Deluges from heavy rains lead to flooding throughout Japan, with the worst in Tochigi and Ibaraki Prefectures. Parts of the Ibaraki city of Joso is flooded after the bordering Kinu River washes over its banks. The new logo for the 2020 Tokyo Olympics, first unveiled in July, is scrapped following plagiarism complaints, and an eventual lawsuit, due to its similarity to the mark used by Belgium’s Théâtre de Liège. PR firm Sunny Side Up purchases Bulbous Cell Media Group, the publisher of Tokyo Weekender. Massive protests continue against the controversial security bills as they are debated in the Upper House of Parliament; they are finally passed on September 19.

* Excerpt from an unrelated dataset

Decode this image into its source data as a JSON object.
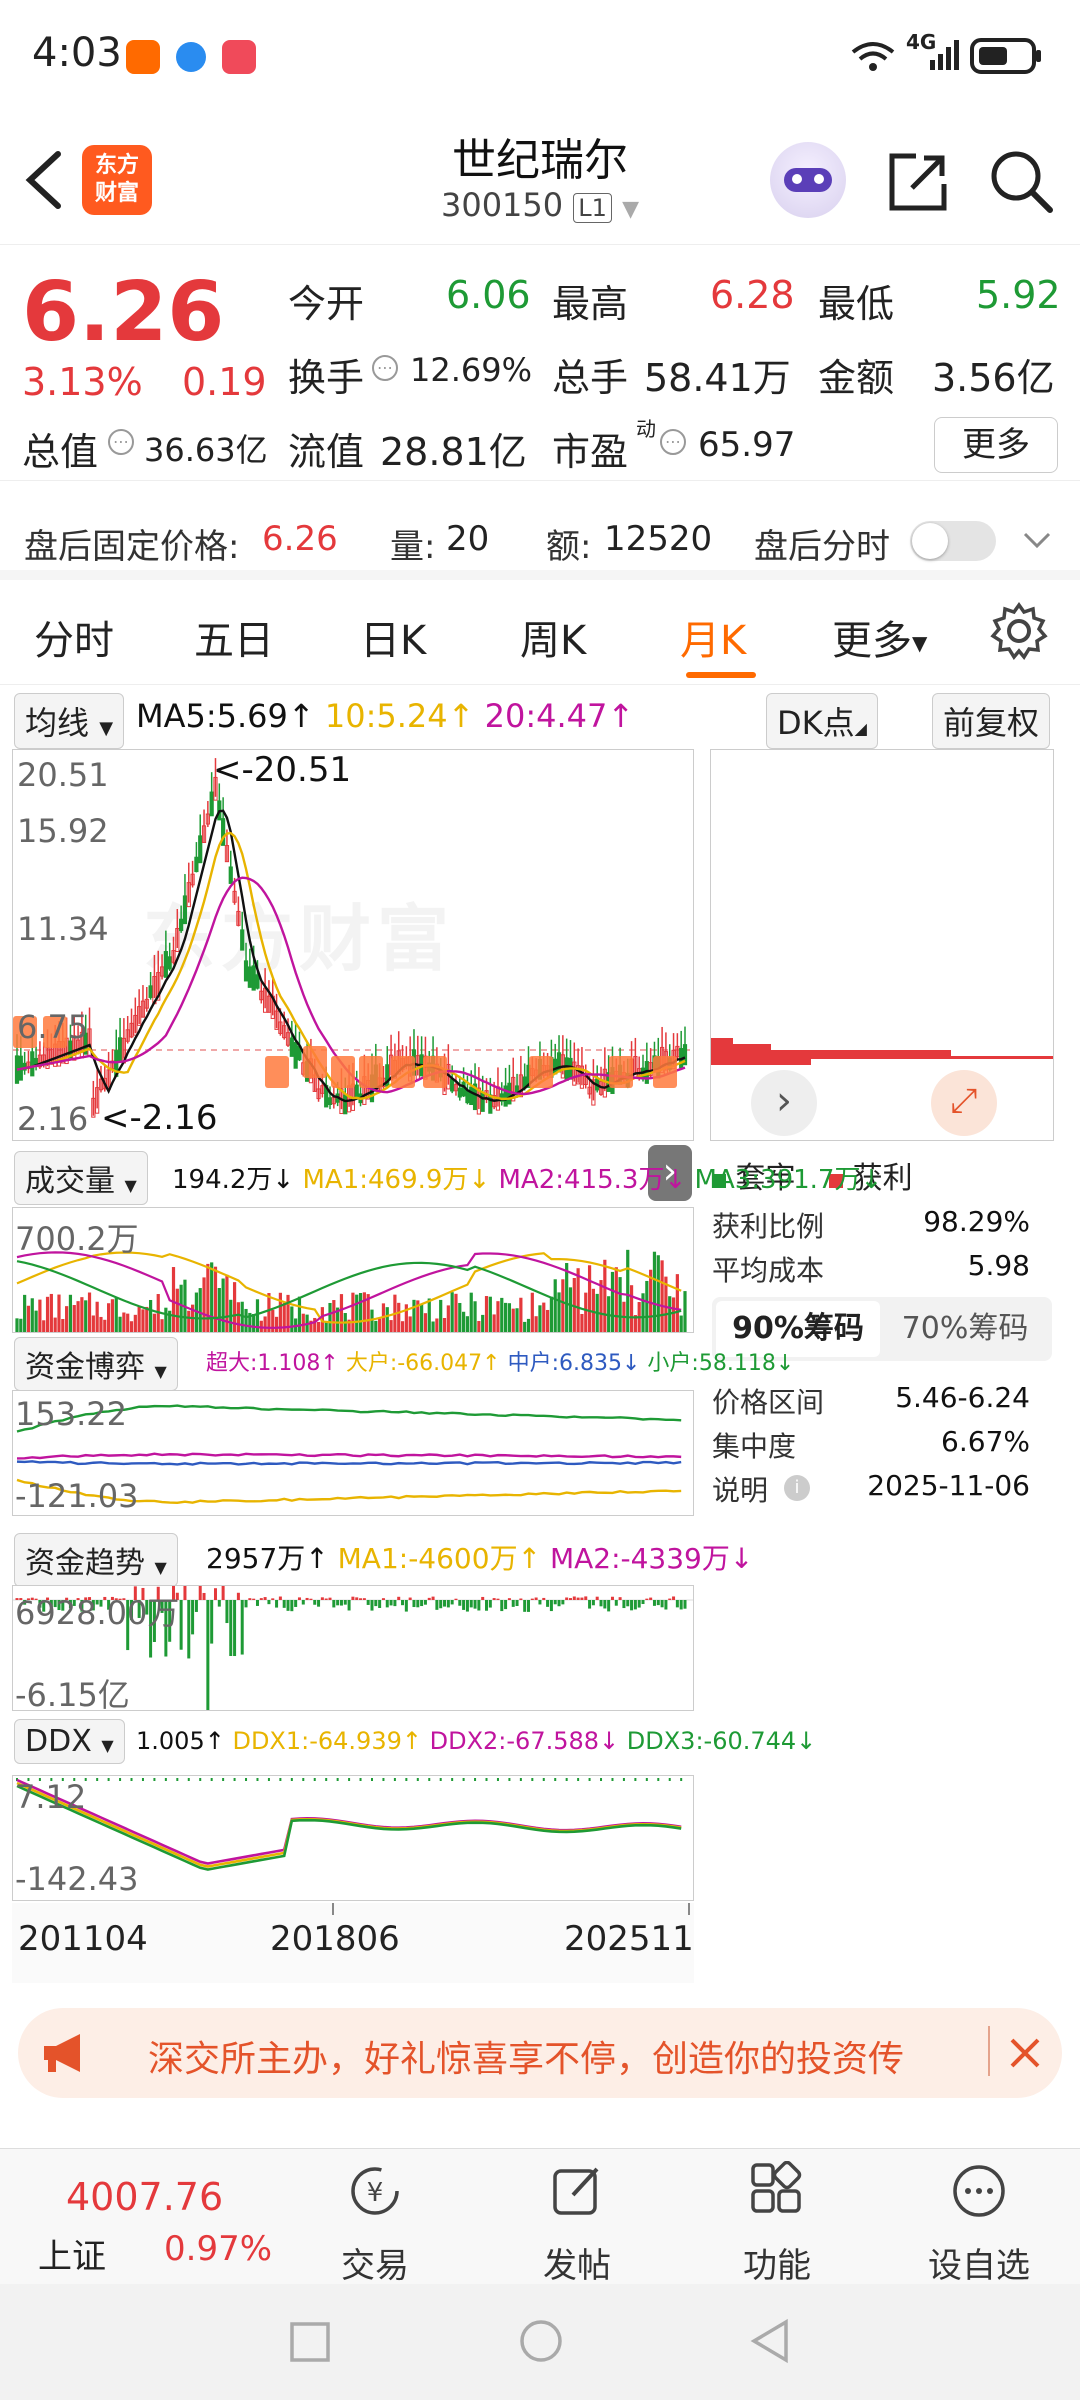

London mayor Boris Johnson catches a fair amount of flak for bowling over a 10-year-old boy during a casual rugby match. Organizers of the Tokyo Olympics announce an open competition for the design of the new Olympics logo. In a questionable bid to appeal to foreign tourists, the district of Ebisu promotes a food festival centered on whale meat. In a news conference, UN envoy Maud de Boer-Buquicchio makes the controversial statement that 13 percent of all schoolgirls in Japan engage in enjo kosai (“compensated dating,” a practice that can range from casual conversation to paid sex). The following month, de Boer-Buquicchio retracts her statement under pressure from Japanese government officials and complaints that her figure could not be corroborated with any “official” reports. After years of private deliberations, the Trans-Pacific Partnership is passed.

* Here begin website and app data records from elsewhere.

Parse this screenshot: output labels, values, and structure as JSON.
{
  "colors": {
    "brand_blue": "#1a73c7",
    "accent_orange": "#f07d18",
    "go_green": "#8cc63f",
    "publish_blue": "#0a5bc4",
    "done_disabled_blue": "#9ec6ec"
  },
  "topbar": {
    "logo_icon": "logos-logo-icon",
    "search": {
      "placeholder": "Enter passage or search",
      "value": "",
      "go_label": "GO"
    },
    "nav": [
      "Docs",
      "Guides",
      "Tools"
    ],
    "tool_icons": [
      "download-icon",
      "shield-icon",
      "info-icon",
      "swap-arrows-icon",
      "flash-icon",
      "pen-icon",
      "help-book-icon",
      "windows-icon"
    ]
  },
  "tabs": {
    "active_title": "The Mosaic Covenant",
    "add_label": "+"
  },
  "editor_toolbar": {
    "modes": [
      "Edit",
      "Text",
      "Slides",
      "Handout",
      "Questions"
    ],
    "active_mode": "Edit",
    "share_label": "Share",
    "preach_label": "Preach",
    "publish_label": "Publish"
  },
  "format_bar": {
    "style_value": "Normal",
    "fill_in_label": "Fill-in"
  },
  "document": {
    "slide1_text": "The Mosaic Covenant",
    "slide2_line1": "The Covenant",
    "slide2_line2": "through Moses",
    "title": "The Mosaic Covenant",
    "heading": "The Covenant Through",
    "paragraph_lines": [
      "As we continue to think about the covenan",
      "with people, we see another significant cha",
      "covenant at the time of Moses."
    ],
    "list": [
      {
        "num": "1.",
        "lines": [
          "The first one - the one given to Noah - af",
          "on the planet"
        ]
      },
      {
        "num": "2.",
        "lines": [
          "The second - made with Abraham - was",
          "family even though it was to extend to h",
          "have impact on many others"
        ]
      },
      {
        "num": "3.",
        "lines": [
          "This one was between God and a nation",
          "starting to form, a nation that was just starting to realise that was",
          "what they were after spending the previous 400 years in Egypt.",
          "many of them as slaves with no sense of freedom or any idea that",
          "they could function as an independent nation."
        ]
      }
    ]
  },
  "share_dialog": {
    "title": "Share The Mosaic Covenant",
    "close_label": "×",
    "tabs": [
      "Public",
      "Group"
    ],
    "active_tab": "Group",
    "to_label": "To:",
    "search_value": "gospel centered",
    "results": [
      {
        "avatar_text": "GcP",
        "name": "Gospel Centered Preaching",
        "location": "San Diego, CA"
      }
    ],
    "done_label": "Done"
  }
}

A small bomb is detonated in a bathroom at the controversial Yasukuni Shrine. No injuries were caused, and a South Korean suspect is arrested the following month. In the first tranche of what might be one of the largest IPOs in the world, the first shares of Japan Post Holdings and its two financial units go onto the market. The privatization of the institution was a major political coup pushed forward by former Prime Minister Koizumi. An artificial intelligence called the Todai Robot Project passes a standardized university exam with higher than average marks. It scores 10 percent higher than human examinees on a test that included questions in math, physics, English, and history.

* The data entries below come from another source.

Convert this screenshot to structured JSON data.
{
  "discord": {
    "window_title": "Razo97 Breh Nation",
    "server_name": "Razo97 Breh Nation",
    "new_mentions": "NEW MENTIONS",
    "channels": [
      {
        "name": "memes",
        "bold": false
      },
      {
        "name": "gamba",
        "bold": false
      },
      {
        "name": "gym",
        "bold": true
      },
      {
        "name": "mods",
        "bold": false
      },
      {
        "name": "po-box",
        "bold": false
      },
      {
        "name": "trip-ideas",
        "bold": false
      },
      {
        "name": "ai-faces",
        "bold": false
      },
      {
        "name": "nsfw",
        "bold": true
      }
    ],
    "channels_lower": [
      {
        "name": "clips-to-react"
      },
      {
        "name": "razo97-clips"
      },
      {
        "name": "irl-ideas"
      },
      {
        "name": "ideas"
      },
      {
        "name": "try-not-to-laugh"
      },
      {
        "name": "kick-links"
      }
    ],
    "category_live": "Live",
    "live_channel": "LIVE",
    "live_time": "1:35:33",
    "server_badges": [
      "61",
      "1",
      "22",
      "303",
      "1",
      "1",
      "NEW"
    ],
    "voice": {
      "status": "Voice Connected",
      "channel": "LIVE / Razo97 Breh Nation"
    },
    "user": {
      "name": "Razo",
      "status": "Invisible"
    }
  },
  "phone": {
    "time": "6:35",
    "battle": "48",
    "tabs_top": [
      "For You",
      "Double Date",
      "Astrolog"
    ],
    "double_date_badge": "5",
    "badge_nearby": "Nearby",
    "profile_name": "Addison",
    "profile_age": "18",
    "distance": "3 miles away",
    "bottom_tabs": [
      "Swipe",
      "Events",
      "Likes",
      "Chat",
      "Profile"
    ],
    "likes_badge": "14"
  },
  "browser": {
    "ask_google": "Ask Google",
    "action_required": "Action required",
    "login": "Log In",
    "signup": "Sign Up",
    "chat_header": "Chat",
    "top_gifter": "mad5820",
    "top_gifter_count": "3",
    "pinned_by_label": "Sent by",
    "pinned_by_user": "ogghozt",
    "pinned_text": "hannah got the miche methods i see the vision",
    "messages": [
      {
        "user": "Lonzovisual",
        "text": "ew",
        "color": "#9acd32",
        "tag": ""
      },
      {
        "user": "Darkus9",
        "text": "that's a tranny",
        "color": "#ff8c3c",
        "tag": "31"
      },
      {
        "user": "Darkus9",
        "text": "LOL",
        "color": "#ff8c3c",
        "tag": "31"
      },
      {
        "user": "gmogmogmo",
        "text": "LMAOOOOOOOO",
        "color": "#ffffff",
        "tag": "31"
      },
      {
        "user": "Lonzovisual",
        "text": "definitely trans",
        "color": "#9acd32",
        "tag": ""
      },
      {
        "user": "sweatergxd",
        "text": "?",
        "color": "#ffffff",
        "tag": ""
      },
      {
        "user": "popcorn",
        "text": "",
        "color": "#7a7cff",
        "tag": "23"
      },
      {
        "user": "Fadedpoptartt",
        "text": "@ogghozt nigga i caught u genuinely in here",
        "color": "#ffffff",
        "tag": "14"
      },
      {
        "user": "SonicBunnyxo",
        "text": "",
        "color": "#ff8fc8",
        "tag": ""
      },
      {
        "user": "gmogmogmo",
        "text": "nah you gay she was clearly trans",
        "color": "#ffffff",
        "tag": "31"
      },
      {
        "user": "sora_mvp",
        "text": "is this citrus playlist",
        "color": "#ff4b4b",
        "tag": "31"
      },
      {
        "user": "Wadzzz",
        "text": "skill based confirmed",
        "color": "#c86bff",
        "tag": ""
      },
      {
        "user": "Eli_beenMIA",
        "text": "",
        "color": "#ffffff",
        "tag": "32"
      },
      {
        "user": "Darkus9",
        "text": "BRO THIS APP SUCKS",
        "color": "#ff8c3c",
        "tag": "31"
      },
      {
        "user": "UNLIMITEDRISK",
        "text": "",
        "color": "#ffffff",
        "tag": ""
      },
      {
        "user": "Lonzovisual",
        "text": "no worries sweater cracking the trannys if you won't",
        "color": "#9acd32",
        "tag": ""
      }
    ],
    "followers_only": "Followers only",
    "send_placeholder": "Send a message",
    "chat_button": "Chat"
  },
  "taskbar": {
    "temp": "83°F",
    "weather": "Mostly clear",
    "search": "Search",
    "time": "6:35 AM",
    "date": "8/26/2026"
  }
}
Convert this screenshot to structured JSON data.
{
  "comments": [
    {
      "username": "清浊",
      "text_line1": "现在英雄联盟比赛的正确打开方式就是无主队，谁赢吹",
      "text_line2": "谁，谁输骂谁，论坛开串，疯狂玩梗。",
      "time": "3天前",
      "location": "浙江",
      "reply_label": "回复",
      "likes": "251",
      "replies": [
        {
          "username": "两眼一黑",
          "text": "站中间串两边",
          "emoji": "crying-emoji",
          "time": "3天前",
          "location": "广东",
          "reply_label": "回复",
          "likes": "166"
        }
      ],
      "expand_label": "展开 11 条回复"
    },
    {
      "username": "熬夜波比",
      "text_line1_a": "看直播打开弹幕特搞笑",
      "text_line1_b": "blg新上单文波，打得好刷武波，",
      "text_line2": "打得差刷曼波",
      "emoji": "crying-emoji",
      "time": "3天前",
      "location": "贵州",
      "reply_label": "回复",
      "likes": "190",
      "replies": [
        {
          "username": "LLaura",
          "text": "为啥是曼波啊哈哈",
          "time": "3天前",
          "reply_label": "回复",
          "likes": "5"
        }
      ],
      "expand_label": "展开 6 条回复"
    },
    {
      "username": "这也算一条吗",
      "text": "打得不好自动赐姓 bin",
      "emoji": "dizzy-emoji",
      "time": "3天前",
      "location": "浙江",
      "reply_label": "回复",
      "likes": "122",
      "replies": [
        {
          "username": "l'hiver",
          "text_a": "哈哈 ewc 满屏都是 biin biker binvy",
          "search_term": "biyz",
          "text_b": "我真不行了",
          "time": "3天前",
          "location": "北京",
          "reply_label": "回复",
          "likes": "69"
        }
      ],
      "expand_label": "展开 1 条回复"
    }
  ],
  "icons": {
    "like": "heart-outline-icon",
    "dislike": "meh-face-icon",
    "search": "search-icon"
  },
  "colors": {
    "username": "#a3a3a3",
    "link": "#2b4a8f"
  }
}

The Tokyo 2020 Organizing Committee selects a new design for the Olympic stadium. Created by architect Kengo Kuma, the environmentally friendly concept is already raising some hackles for its similarity to Zaha Hadid’s design. Somewhat slow on the heels of the drone scare in April, Tokyo police announce the launch of a drone squad: its unmanned aerial vehicles are tasked with taking down nuisance drones and equipped with nets. The restaurant Tsuta becomes the first ramen establishment to earn a star in the Michelin Guide.